Most of our readers are very familiar with PC Power & Cooling, so we will skip right to the chase with their latest product. PC Power & Cooling has yet again revamped the Silencer series of power supplies that has become almost infamous for their performance, reliability and low cost. One of the first things that you will notice is that this unit only has a single 46A 12V rail. It is becoming rare to find a power supply that isn't capable for outputting 99% or more of its power on the 12V rail, but here we have one. What it lacks in 12V output, it makes up for on the minor rails. Both the 3.3V and 12V rails are capable of 24A each with a combined maximum output of 130W. This is more juice on the minor rails than even the recently reviewed XFX ProSeries 1000W PSU. Total combined continuous output is 600W.

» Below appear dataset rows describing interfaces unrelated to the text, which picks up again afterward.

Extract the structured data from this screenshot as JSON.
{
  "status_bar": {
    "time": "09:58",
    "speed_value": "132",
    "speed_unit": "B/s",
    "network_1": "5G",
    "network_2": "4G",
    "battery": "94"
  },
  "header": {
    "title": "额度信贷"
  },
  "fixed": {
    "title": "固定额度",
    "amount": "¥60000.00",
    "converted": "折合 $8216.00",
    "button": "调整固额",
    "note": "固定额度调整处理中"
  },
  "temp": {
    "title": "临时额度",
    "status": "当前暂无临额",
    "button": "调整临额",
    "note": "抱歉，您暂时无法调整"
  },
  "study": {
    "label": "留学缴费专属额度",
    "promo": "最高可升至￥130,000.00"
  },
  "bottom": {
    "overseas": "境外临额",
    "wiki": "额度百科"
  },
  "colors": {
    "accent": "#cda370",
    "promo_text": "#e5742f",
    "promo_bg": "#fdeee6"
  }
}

Whenever you look for a new case to hold your new awesome build do you always say "I wish it had..." but live with it anyway? Case Labs, a new vendor, thinks they have the last case you will EVER buy! Legit Reviews checks out this claim and runs the Magnum M8 through its paces. This is one case review that you don't want to miss! This case as been awe inspiring since it hit our dock given the number of options and the sheer size of the MAGNUM M8. Case Labs obviously put a lot of time into the design and listened to a lot of customer feedback and then combined that with the skill and tools to make this work of art. If you made us pick the thing we liked most about the MAGNUM M8 it would simply be options. We have never seen a case that gives you this level of flexibility both for your current build and most likely for many after..
NZXT has made a strong official entry in the mid-end segment of the PSU market with their latest HALE82 850W Power Supply featuring very good rail stability, Japanese made capacitors, low profile modular cables and an 80Plus Bronze certification.
NZXT's new Havik 140 CPU cooler is a big, bad cooling monster. While it wreaks havoc on processor temperatures, it's pretty easy on the ears, something you don't see everyday. There are no fancy shrouds or LED lighting here, just good old fashioned cooling muscle.